Hang: I remember, as a little girl, shadowing my father at different meetings. And probably because he didn't have a son at the time. When I grew up and then my mom had a boy then he started doing that, but I was really kind of his sidekick for years. And so, I think from age eight or nine and you first start thinking about the world, I was kind of into public life and public service and never really left it.
In traditional Hmong society, women's leadership is indirect. They give advice behind the scenes. So Hang's high public profile has brought her both ridicule and praise. She's somewhat odd for Hmong cultural standards. She married late and has only one child. And she's an outspoken, educated woman with firm ideas about justice and equality. She says while watching her father and other clan leaders mediate disputes, she found certain patterns troubling.
Hang: That whoever it was who was distributing justice wasn't being fair to the woman. And this isn't always the case. There are certain things you can have the family do to take responsibility for the violence that's happening, but nine times out of 10, I would say it would be a message to the woman to be patient. He will change. Be patient. It really aggravated me, I think, and it still does. And if that's what being a leader means, stepping forward and saying "you know this needs to change," then, yeah, I guess it's something that I want to do.
Hang is one of a new breed of Hmong leaders. Unlike clan leaders steeped in old ways anchored in the homeland, these young women and men speak fluent English, understand mainstream social and political systems, and head programs and organizations. This is not to say traditional clan leaders are completely displaced. Many continue to seek counsel from clan leaders before going to others for help. But Dr. Yang Dao, a scholar who now works with Saint Paul Public Schools, says the shift in leadership is permanent.
Dao: Our Hmong in the United States, as well as in the world, are looking for new leadership. And Hmong leadership has already shifted from the old generation to the young generation who are more educated, more professionally competitive, more aware of international evolution. That means Hmong leadership, the young people, are more competent to lead the Hmong community to social, economic, and political development.
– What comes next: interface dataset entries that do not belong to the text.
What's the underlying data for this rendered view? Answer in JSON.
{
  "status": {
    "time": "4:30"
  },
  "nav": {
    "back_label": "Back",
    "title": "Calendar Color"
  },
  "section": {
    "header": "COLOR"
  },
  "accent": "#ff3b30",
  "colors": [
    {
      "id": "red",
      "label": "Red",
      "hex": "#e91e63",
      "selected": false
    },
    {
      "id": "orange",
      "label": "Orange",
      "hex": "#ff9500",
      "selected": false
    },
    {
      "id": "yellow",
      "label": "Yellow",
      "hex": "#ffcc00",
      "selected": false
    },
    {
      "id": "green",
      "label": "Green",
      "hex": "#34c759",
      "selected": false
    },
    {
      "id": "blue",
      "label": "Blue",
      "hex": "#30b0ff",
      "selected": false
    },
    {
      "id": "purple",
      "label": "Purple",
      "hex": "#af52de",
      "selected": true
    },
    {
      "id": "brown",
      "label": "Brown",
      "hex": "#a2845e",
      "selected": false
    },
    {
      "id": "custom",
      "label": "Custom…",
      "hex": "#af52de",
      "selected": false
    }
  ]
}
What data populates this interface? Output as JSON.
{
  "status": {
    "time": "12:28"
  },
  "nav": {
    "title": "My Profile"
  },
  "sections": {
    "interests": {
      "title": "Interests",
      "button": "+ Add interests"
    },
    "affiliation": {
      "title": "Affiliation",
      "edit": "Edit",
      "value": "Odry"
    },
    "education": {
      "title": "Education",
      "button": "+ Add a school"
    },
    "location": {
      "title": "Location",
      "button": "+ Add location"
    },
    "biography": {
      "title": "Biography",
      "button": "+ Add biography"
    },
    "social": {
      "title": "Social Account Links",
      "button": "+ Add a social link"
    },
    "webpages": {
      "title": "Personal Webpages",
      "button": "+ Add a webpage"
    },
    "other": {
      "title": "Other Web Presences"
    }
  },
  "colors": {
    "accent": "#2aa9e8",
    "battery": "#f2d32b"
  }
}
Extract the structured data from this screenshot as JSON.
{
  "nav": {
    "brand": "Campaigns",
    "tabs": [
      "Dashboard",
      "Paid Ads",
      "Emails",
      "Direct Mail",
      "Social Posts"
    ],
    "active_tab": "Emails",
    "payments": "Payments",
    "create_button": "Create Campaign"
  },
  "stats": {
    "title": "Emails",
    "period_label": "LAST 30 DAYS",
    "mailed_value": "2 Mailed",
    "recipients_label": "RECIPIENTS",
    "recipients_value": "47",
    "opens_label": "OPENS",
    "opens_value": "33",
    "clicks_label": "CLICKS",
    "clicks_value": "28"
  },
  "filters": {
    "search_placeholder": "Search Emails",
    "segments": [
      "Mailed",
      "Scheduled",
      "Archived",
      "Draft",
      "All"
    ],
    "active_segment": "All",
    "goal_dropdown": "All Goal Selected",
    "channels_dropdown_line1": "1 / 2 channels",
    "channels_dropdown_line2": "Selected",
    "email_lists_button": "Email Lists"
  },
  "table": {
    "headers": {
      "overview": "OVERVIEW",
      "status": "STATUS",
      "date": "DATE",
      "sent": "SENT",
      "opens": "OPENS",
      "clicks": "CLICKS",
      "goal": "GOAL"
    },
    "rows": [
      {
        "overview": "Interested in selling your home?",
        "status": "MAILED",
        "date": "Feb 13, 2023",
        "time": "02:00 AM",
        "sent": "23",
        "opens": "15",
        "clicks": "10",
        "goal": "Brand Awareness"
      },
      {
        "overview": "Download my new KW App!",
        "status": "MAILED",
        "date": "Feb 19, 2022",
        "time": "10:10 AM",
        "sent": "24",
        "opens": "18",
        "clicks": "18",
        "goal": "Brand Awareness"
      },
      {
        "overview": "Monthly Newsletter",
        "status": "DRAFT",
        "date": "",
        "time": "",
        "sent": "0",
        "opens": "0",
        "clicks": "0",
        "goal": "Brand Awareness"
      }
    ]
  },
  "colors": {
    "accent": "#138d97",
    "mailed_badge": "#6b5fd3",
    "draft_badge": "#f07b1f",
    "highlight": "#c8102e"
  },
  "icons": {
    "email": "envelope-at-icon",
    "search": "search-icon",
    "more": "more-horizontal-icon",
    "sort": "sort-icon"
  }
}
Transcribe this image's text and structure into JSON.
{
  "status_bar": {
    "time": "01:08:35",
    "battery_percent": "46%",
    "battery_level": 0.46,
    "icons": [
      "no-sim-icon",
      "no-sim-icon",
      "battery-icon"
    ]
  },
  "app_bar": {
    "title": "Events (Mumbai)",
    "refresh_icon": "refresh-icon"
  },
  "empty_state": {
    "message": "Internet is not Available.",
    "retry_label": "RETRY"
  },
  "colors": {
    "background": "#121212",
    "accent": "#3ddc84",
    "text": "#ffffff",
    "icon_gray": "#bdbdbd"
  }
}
Dao says there's room for both new and old leaders: the economic and political leaders who understand the American ways as well as cultural leaders who know Hmong customs.
Dao: I talk to my Hmong countrymen. I said "even though I have a Ph.D., don't ask me to negotiate for your marriage because I don't know the marriage rites. I don't know anything about that. So for you young people, you have to go and ask the old Hmong leaders; the old Hmong traditional, knowledgeable people."
But the young people are moving further and further away from Hmong traditions. Still, many clan leaders cling to the hope the old ways will enjoy a resurgence and find a place in the Unites States. Others are prepared to accept and let go. No matter the path, Hmong culture in America is rapidly transforming under the pressures of youth, assimilation and the need to survive.